'The best riposte is not to walk away'

UN high commissioner encourages response to Ahmadinejad's address calling to eradicate Israel.

By
April 20, 2009 19:56
1 minute read.
'The best riposte is not to walk away'

Ban Ki Moon 224.88. (photo credit: AP [file])

 
X

Dear Reader,
As you can imagine, more people are reading The Jerusalem Post than ever before. Nevertheless, traditional business models are no longer sustainable and high-quality publications, like ours, are being forced to look for new ways to keep going. Unlike many other news organizations, we have not put up a paywall. We want to keep our journalism open and accessible and be able to keep providing you with news and analyses from the frontlines of Israel, the Middle East and the Jewish World.

As one of our loyal readers, we ask you to be our partner.

For $5 a month you will receive access to the following:

  • A user uxperience almost completely free of ads
  • Access to our Premium Section and our monthly magazine to learn Hebrew, Ivrit
  • Content from the award-winning Jerusalem Repor
  • A brand new ePaper featuring the daily newspaper as it appears in print in Israel

Help us grow and continue telling Israel’s story to the world.

Thank you,

Ronit Hasin-Hochman, CEO, Jerusalem Post Group
Yaakov Katz, Editor-in-Chief

UPGRADE YOUR JPOST EXPERIENCE FOR 5$ PER MONTH Show me later Don't show it again

UN High Commissioner for Human Rights Navi Pillay called on countries to remain engaged in this week's UN anti-racism conference in Geneva, even though Iranian President Mahmoud Ahmadinejad used it as a platform on Monday to call for the destruction of Israel. "The best riposte to this type of event is to reply, to correct, and not to walk away; not to withdraw and boycott the conference.

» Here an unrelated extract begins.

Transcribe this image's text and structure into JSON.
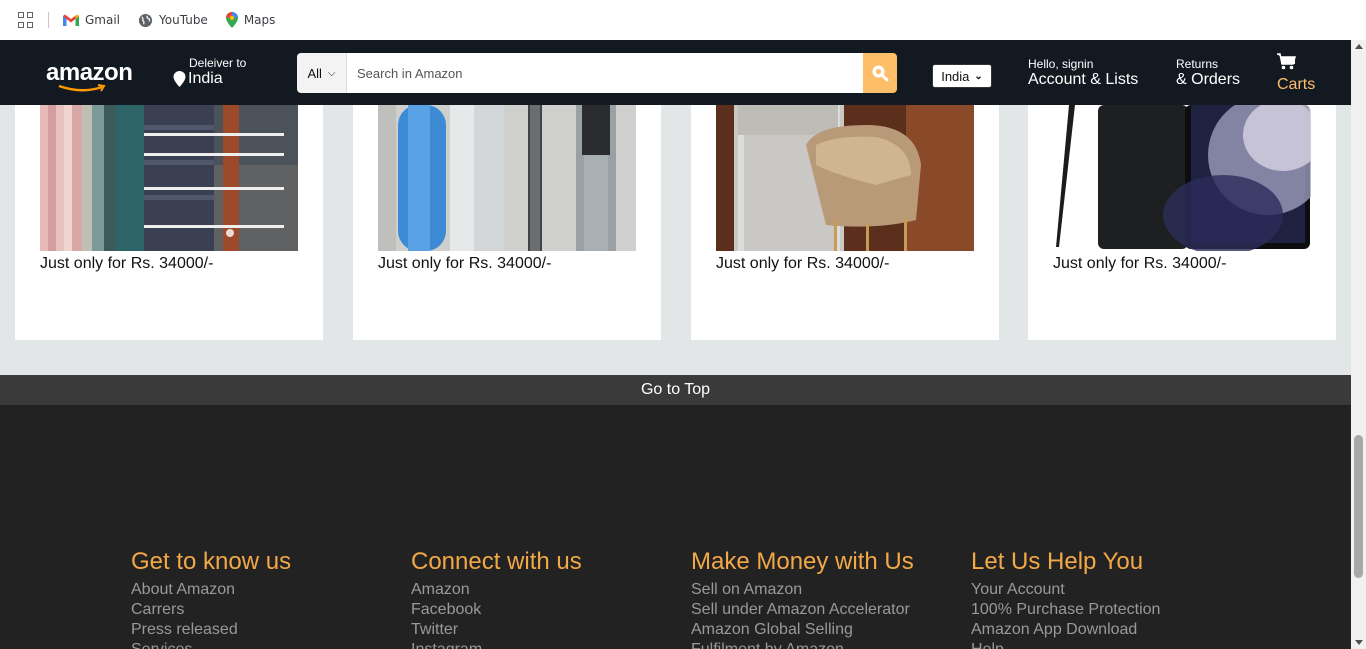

If that happens, who is going to provide a rational response to what had been said?" she asked. "Generally, I feel that if you focus on this one intervention you would be doing a great disservice to the outcome of this conference and a great disservice to the expectations of victims of racism," she said. Prior to the start of the conference, nine countries, including the US and Israel, had announced they were boycotting the event, partially out of fear that it would disintegrate into an anti-Semitic debacle similar to the first such conference which was held in Durban, South Africa in 2001. After Ahmadinejad's speech, the Czech Republic pulled out of the conference as well. Pillay harshly condemned the speech in a press conference she held along with UN Secretary-General Ban Ki-moon. "It is improper for a United Nations forum to be used for political grandstanding and I find this totally objectionable," said Pillay. "Much of the speech of the president of Iran was clearly beyond the scope of the conference, which is, as you all know, racism, racial discrimination and action plans to implement the undertakings made by the states eight years ago," said Pillay. Ban added that it was unusual for a head of state to give this type of speech. "I have not experienced this kind of destructive proceedings in an assembly, in a conference, by any one member state. It was a totally unacceptable situation," he said. Still, Pillay defended Ahmadinejad's right to address the parley - whose official name is the 2009 World Conference Against Racism, Racial Discrimination, Xenophobia and Related Intolerance. At the United Nations, she said, "everybody has a right to speak, and more especially a head of state. And that was his right."

Related Content

US President Donald Trump
July 23, 2018
Analysis: Trump's 'fiery and fury' moment with Iran?

By YONAH JEREMY BOB